“This year we’re experiencing much more localized blooming, although some areas are getting some of those carpets, it’s just not as widespread as it has been in the past,” he continued.

Among the wildflower species already popping up in the region, McCarmish said there are plenty of sand verbena, wooly sunflowers, desert lilies and brown-eyed primroses.

Poppies can be spotted in some areas of the Anza-Borrego Park, like a desert poppy and a micro-desert poppy, but the bigger orange and yellow California poppies generally grow more up North.

Just how big the bloom this season in Anza-Borrego will be depends on precipitation patterns and temperatures in the coming months. 

“We’re having blooms already,” McCamish said, referencing the storms that moved through the region since September. “Our public lands in the Anza-Borrego State Park are about 90 miles North to south and 40 to 50 miles east to west, so you can cover a lot of ground in those acres, but one section, depending on the rain, may be more beautiful than other sections right now.”

Some of those areas with more plentiful blooms are on the Southern end of the park that got a little more rain with recent storm systems, like the area off Interstate 8 near the Ocotillo Wind Farms and along the June Wash river.

On the Northern end of the park, though, there are still some good places to view regional blooms, including Coyote Canyon and Palm Canyon.

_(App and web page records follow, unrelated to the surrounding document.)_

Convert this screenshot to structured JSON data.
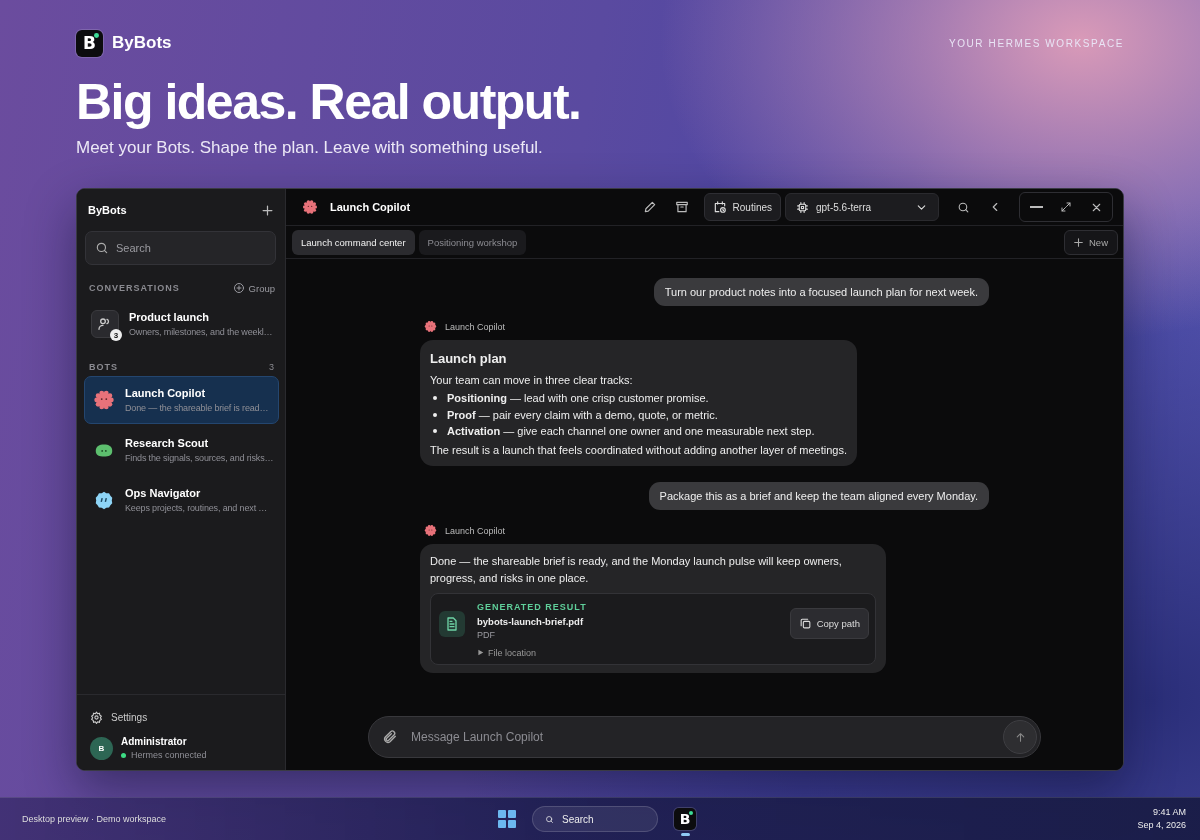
{
  "brand": {
    "logo_letter": "B",
    "name": "ByBots",
    "tagline": "YOUR HERMES WORKSPACE"
  },
  "hero": {
    "title": "Big ideas. Real output.",
    "subtitle": "Meet your Bots. Shape the plan. Leave with something useful."
  },
  "app": {
    "sidebar": {
      "title": "ByBots",
      "search": {
        "placeholder": "Search"
      },
      "conversations": {
        "heading": "CONVERSATIONS",
        "action": "Group",
        "items": [
          {
            "title": "Product launch",
            "preview": "Owners, milestones, and the weekl…",
            "badge": "3",
            "selected": false
          }
        ]
      },
      "bots": {
        "heading": "BOTS",
        "count": "3",
        "items": [
          {
            "name": "Launch Copilot",
            "preview": "Done — the shareable brief is read…",
            "kind": "spiky",
            "color": "#e8727a",
            "selected": true
          },
          {
            "name": "Research Scout",
            "preview": "Finds the signals, sources, and risks…",
            "kind": "blob",
            "color": "#5dbf6e",
            "selected": false
          },
          {
            "name": "Ops Navigator",
            "preview": "Keeps projects, routines, and next …",
            "kind": "bubble",
            "color": "#8ed4f6",
            "selected": false
          }
        ]
      },
      "settings": "Settings",
      "user": {
        "initial": "B",
        "name": "Administrator",
        "status": "Hermes connected",
        "online": true
      }
    },
    "header": {
      "title": "Launch Copilot",
      "routines": "Routines",
      "model": "gpt-5.6-terra"
    },
    "tabs": [
      {
        "label": "Launch command center",
        "selected": true
      },
      {
        "label": "Positioning workshop",
        "selected": false
      }
    ],
    "new_button": "New",
    "messages": [
      {
        "kind": "user",
        "text": "Turn our product notes into a focused launch plan for next week."
      },
      {
        "kind": "bot",
        "sender": "Launch Copilot",
        "heading": "Launch plan",
        "intro": "Your team can move in three clear tracks:",
        "bullets": [
          "**Positioning** — lead with one crisp customer promise.",
          "**Proof** — pair every claim with a demo, quote, or metric.",
          "**Activation** — give each channel one owner and one measurable next step."
        ],
        "outro": "The result is a launch that feels coordinated without adding another layer of meetings."
      },
      {
        "kind": "user",
        "text": "Package this as a brief and keep the team aligned every Monday."
      },
      {
        "kind": "bot",
        "sender": "Launch Copilot",
        "text": "Done — the shareable brief is ready, and the Monday launch pulse will keep owners, progress, and risks in one place.",
        "attachment": {
          "label": "GENERATED RESULT",
          "filename": "bybots-launch-brief.pdf",
          "type": "PDF",
          "details": "File location",
          "action": "Copy path"
        }
      }
    ],
    "composer": {
      "placeholder": "Message Launch Copilot"
    }
  },
  "taskbar": {
    "caption": "Desktop preview · Demo workspace",
    "search": "Search",
    "app_letter": "B",
    "app_running": true,
    "time": "9:41 AM",
    "date": "Sep 4, 2026"
  }
}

McCamish encourages anyone who plans on visiting during the season to do so responsibly by staying on trails and treading lightly to avoid stepping on or squashing the flowers.

“We want to try to preserve these and let them run through their life cycles naturally,” he said. That way, “We can have more flowers in the future (and can) preserve the beautiful environment for other visitors who come and see.”

Learn more about where to see the wildflowers in Anza-Borrego Park

For those looking to travel to see the wildflowers, here are some additional tips McCamish shared with

  • Plan ahead and know where you’re going before you leave your house. Check with the Anza-Borrego Desert State Park, either by calling or visiting their website, to find the bloom sites you want to visit and make sure you know how to get there.
  • Driving through the park, you might have to drive off a paved road and onto a park trail system, which is usually dirt and not compatible with all cars. If you can, McCamish suggests either using an all-wheel or four-wheel drive vehicle when taking the trip out or to plan around your vehicle’s limitations by visiting alternative sites.
  • Don’t count on your cell service. McCamish said cell service can get spotty, so either bring a physical map or a GPS-capable device that doesn’t rely on a cell connection.
  • Bring water and food. Some sites require a short hike to reach, so make sure you have supples for that.
  • Check the weather before you leave and prepare for both hot and cold temperatures. McCamish said the period of time between winter and spring can see weather swing to either end of the spectrum throughout the day.